Natural England boss Tony Juniper has backed the idea of abolishing closed periods for slurry spreading.
During a visit to South Acre Farm in York this week, Mr Juniper was told by NFU dairy board vice chair Paul Tompkins that farming by date does not work for the environment, and encourages farmers to spread slurry at inappropriate times outside closed periods to ensure their stores do not overflow.
Asked by Farmers Guardian whether he agreed the policy of closed periods needed to change, Mr Juniper said: “The experience I had last week of visiting farmers in Wensleydale [where a payment-by-results trial is taking place], which was much more about results rather than calendar dates, shows me giving farmers a lot of flexibility is very likely to get better results than putting very specific, almost tick box prescriptions into place.
“They may be easier to measure, but actually, they are not necessarily delivering the value we need, so taking that more flexible approach seems logical.”
Mr Juniper’s comments came as the Welsh Government pressed ahead with its plans to introduce new water regulations, which include closed periods for spreading slurry.

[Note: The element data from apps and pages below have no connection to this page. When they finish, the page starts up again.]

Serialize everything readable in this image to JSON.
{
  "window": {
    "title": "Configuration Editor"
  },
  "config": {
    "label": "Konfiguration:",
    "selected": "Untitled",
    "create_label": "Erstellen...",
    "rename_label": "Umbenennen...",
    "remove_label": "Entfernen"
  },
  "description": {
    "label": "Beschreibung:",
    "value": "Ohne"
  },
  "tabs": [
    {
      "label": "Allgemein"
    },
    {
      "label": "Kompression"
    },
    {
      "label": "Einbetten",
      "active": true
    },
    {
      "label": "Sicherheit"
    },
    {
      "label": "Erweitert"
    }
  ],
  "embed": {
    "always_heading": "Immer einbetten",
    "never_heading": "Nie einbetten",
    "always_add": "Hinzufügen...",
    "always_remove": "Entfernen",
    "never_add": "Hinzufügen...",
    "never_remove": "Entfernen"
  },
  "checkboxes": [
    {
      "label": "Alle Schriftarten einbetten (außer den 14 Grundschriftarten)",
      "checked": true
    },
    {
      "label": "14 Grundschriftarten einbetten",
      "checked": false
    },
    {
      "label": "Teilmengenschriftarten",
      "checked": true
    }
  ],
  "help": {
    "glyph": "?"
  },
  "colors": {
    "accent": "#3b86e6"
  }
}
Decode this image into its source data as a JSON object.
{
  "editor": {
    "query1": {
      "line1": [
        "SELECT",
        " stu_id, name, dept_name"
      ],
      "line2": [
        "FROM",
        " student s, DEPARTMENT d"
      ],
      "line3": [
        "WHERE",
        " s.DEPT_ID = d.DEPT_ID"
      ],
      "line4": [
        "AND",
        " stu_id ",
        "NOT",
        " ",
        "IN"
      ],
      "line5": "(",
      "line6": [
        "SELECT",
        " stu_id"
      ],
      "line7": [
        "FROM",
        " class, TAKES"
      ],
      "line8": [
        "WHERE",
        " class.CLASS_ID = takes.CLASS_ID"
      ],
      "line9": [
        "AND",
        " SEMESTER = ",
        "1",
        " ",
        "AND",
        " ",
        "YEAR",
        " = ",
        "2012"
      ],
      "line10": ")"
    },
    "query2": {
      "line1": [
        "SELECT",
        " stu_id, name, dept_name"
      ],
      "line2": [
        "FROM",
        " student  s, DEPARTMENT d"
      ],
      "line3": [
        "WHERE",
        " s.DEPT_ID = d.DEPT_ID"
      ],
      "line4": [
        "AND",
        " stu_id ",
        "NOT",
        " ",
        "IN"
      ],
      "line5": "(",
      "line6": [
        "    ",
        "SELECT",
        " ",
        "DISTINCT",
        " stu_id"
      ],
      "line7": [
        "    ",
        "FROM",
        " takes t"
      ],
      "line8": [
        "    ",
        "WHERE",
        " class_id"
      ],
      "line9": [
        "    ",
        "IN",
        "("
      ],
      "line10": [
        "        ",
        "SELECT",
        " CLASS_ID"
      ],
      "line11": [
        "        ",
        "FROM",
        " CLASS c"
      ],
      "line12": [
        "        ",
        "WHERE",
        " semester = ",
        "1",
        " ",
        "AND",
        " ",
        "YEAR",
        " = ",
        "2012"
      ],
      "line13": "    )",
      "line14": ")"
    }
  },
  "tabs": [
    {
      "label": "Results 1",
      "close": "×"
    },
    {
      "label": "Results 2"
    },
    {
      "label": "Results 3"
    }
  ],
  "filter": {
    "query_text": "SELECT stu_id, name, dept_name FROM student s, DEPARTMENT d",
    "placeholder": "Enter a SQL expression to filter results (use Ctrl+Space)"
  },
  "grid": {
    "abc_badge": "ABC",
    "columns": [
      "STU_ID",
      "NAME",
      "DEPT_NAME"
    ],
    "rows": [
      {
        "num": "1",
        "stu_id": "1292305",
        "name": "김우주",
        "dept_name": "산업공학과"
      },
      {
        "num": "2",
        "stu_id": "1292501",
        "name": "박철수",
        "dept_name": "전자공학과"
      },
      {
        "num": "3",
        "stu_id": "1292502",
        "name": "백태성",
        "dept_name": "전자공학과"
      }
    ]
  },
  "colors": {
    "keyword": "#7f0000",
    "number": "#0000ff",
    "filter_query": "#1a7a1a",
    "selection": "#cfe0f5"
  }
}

NFU Cymru president John Davies said: “It is interesting to hear a flexible approach to nutrient application and the outcomes it can achieve is being heralded by the chairman of Natural England at a time when Welsh Government is pushing on with a polar opposite approach.
“Just last week, NFU Cymru had to write to Ministers to seek an exemption which will allow farmers operating in Nitrate Vulnerable Zones (NVZs) to spread during the closed period.
“This request comes as increasing numbers of farmers in NVZs have contacted the union highly concerned and distressed that the prolonged wet weather of recent weeks has prevented them from spreading, with the result they head into the closed period with their slurry storage near or close to full capacity.”
FUW policy officer Ceri Davies also said the ‘farming by calendar’ approach taken by Welsh Government was ‘extremely restrictive’ and could be ‘counterproductive’.
“FUW agrees a more flexible approach is needed to ensure the well-being of the environment as well as optimising productivity on farm,” he added.